Marlins home run sculpture

Derek Jeter’s Marlins reign started off poorly, and things haven’t really gotten better. Granted, the 2018 season wasn’t the disaster many predicted; the Marlins will end up with the worst record in the National League, yes, but unlike the Orioles and Royals they won’t lose 100 games.

Still, Jeter’s leadership has won over some, including Marlins Man, who the team even signed to a one-day contract for reasons unknown. One Jeter adversary that hasn’t budged, figuratively or literally: the home run sculpture.  Shortly after Jeter took over, he voiced his desire to dismantle the sculpture that has been essentially the only memorable thing about the Marlins since they moved into their new stadium/fleecing of Miami residents back in 2012.

This is what we wrote at the time:

This is a travesty. There’s nothing more predictable than Jeter, whose homes probably contain no design touches that feature non-neutral tones, wanting to rip out whatever personality and fun the Marlins have right now.

Read this description from the same article, and tell me it’s not the perfect artistic rendition not just of Miami baseball, but of Miami itself:

Festooned with a carnival’s color spectrum, the work by pop artist Red Grooms comes to life when the Marlins hit a home run, as marlins emerge from the sculpture’s base and fountains spray skyward.

Feelings are reportedly split on the edifice:
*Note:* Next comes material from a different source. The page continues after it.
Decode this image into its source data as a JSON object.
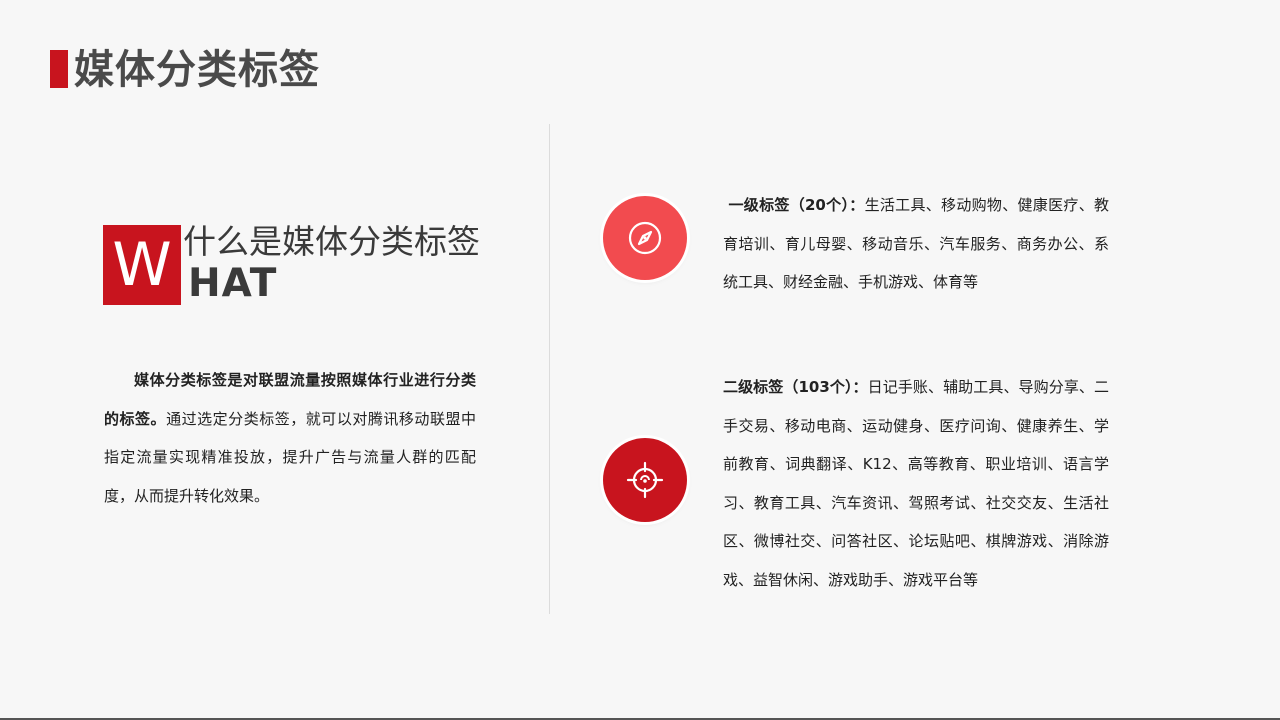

 It’s become a lightning rod for fans — some see it screaming “Miami,” others a garish distraction.

That’s perfect, because it pretends that those two things are somehow mutually exclusive. What identity does Miami have as a city if not as a place filled to the absolute brim (South Beach) with garish distractions? Have none of these people played Vice City?

Of course, at the time, the main obstacle was cost, and the fact that the sculpture was hardwired into the stadium infrastructure. Now Jeter is approaching the problem differently, by proposing the sculpture be moved outside the stadium.

Via Douglas Hanks of the Miami Herald:

The Marlins are pitching the concept as a win for public art, since daily passersby are bound to outnumber the ticket-holding spectators who can currently watch “Homer” launch into action at a stadium that this year drew the smallest crowds in Major League Baseball. But the 81-year-old New Yorker who could veto the plan, “Homer” sculptor Red Grooms, continues to resist moving his seven-story monument to beachside baseball away from centerfield.

“I don’t want to take him out,” Grooms said of “Homer,” which he created on a commission from Miami-Dade before the county-owned ballpark opened in 2012. The mechanical sculpture is festooned with carnival colors and equipped with a fountain and jumbo marlins and seabirds that start spinning and revolving whenever the home team hits one over the fence.

If it does move outside, Jeter and the Marlins hope to replace it with a new standing-room section:

The Marlins front office sees the sculpture relocation as a key element to a major refresh of Marlins Park, with a new standing-room area where “Homer” stands now that would target a younger crowd with tickets priced below the current minimum cost of $12.

“A lower price point for single-game buyers really attracts [the] millennial market,” said Chip Bowers, president of business operations for the Marlins. “We want to come up with a seating plan that appeals to a different demographic.”

He described “Homer’s” current home being transformed into a three-tier structure, with the lowest floor reserved for large groups. The upper two levels would offer all ticket holders a place to stand and watch the game on one side and admire the sights outside the park through the retractable glass walls on the other.

While it would certainly be a shame if the stadium lost the only real bit of entertainment it has to offer, there would be at least one upside to moving it outside the park: people would no longer be required to pay for Marlins baseball in order to see it.

[Miami Herald]

About Jay Rigdon

Jay is a writer and editor for The Comeback, and a contributor at Awful Announcing. He is not a strong swimmer.